I stumbled across this headline in the Sun-Sentinel recently:
Cuba’s economic czar promises to rebuild storm-ravaged homes in Baracoa
I don’t want to make light of the predicament of those who lost their homes, but I do want to point out the irony. I could start with the vow, which would better be directed at the Victims of the Storm, by that I mean the ones who have had their homes crumble over their heads, as well as the victims of the storm. But let’s accept the article’s view of reality. There is no housing problem in Cuba, and these are the only unfortunates left homeless. Not to worry, however, Carlos Lage, passed over for the number two spot in the government but happily endowed with a new title by the Sentinel, “economic czar,” has promised to rebuild. Czar, what a grand ring to it, kinda like “Czar of All the Russias.” Of course in his case, he’s been about as effective as our drug “czars”’ and in this particular matter might better be described as the potentate of plaster…of the crumbling variety, that is.
Another interesting point of diction occurs when translators have Cubans speaking as if they were at a cricket match. This makes for some interesting usages. In an article about the dismal state of merchandise offered in stores, Reuters has shop assistant Belkis Martinez complaining that they have “knickers,” but only in small sizes. Somehow, I just can’t picture poor Belkis bemoaning the paucity of full-sized knickers. Bloomers might have been more believable, since it is closer to the Cuban usage, even panties.
The latest example of this phenomenon appeared in an article in a Chinese government organ which quotes the coma andante thus:
“We see around us a great frenzy, as though we lived in Bedlam,”
I know he was educated by Jesuits and all, but I can’t see him using the word Bedlam. Bedlam is one of those words that hasn’t been used outside of a PBS series in at least half a century. Derived from the name of an actual asylum, the Hospital of St. Mary’s of Bethlehem, which with the English proclivity for clipping words became bedlam, it had to be the translator’s equivalent for Mazzora, the Cuban asylum of lore. So I ventured into enemy territory to read the original in Spanish. Nah, it was just “casa de loco,” or “crazy house.”
All of which brings to mind another headline this one from an article by Guillermo Fariñas:
EL INSEPULTO TRADUCTOR EN JEFE

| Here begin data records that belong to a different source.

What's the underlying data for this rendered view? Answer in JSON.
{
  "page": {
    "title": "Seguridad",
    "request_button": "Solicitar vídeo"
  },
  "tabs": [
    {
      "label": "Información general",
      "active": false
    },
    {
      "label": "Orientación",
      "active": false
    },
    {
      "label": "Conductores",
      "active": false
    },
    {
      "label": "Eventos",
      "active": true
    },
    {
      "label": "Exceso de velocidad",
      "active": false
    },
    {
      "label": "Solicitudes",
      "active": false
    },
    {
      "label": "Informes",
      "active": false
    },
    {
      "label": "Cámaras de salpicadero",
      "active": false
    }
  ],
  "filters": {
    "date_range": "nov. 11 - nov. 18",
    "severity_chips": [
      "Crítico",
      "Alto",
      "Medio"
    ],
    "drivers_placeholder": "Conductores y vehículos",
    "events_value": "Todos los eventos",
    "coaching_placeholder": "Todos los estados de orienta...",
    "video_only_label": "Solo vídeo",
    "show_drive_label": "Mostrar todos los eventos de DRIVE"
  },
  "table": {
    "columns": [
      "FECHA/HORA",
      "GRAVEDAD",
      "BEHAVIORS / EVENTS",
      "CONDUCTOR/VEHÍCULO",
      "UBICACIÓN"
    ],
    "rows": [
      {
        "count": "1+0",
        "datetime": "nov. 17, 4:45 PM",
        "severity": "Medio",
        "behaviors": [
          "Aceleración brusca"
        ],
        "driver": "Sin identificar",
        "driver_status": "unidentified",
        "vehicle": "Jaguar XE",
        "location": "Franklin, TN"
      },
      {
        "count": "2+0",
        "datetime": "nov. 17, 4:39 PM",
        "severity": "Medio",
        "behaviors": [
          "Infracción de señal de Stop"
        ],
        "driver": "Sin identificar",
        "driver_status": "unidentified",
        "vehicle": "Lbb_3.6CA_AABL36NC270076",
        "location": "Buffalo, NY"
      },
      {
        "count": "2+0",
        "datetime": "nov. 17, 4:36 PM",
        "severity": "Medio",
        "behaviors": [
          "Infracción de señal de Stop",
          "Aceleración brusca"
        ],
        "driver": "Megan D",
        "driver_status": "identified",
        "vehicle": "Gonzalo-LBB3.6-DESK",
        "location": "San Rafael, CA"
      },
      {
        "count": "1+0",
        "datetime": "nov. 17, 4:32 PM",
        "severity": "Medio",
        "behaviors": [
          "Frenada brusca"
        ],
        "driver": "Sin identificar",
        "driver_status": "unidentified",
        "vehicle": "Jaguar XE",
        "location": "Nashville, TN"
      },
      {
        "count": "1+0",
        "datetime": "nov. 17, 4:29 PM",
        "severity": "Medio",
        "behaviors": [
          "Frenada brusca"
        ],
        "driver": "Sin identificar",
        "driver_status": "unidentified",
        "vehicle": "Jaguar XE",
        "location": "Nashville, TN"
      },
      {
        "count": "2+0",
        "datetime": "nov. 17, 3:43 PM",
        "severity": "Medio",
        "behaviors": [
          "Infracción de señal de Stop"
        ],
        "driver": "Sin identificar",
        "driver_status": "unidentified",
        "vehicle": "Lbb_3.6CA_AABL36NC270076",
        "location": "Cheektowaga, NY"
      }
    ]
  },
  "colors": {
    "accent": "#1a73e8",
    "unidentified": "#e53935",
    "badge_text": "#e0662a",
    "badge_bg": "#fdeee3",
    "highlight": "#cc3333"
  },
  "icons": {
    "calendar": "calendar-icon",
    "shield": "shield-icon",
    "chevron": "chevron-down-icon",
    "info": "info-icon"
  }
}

He asks the question, if the Cuban population is 100 per cent literate and politically educated, why do they need the blogger in chief to translate the news for them. Strikes me as a nicely phrased question. And that “insepulto,” now that’s a great word.